Historic Hotel Tour
On our 45-minute guided tour of the East Kong Yick Building, see the real history of Seattle -- layers of immigrant stories over time that has been authentically preserved and recorded. Retrace the footsteps of early Asian Pacific American pioneers and explore the places that helped make Seattle their home.
- A real 1910 shop that sold imported goods and tickets to the Blue Funnel Line steamship.
- A Chinese American family association room with its original tin ceilings and mahjong game room, a place where Asian immigrants and residents came together to gather, network and socialize.
- Apt 507, the living room of Au Shee who raised her children and grandchildren during the challenging and changing times of the 1920s-1980s.
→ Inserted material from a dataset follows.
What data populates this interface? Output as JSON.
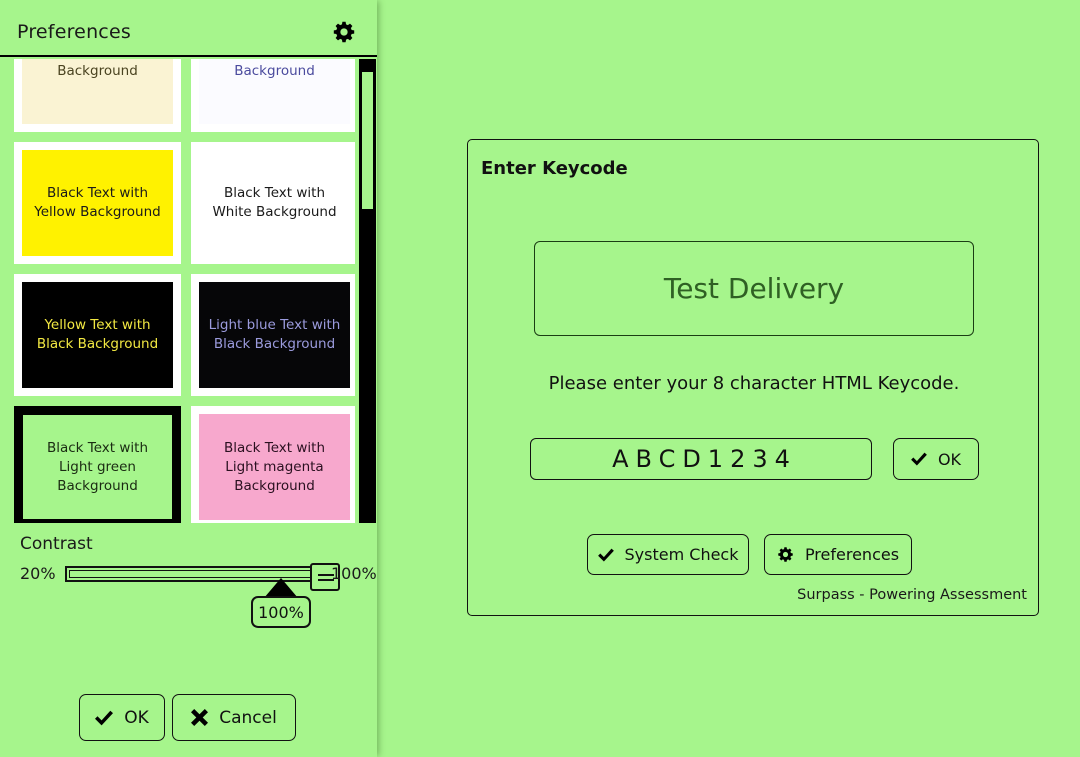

Available Tuesday-Sunday at: 10:30am, 11:30am, 12:30pm, 1:30pm, 2:30pm, and 3:30pm. Sign up for your tour time onsite at the admissions desk. For all ages.
"Au Shee muttered to herself as her grandson entered the apartment. On his 7-year-old head was a 2-inch gash. She reached into the cupboard and brought out a jar of an unidentified "purple powder" and tapped just enough to fill the wound. The bleeding stopped, but as Au Shee’s daughter, the boy’s mother (a medical professional) took a look at the purple powder, there was a standoff between traditional and Western ideas of medical care."
Enter Au Shee’s living room, a place where she kept her secrets close and her family and friends closer. Get a personal glimpse into the strength and endurance of Au Shee, a Chinese immigrant woman living on the margins, but successfully raising a family and integrating into the society of Seattle's Chinatown. Her life story was touched by major change in the neighborhood and the policy affecting Chinese immigrant women in the 20th century.
Developed in partnership with Au Shee's relatives as well as community members who knew her and her family. The final exhibition design, a recreation of the apartment space, was an artist collaboration with writer Elana Lim, designer Randy Lim, and multimedia installation artist Robb Kunz, based on photographs, documents and oral histories of family members.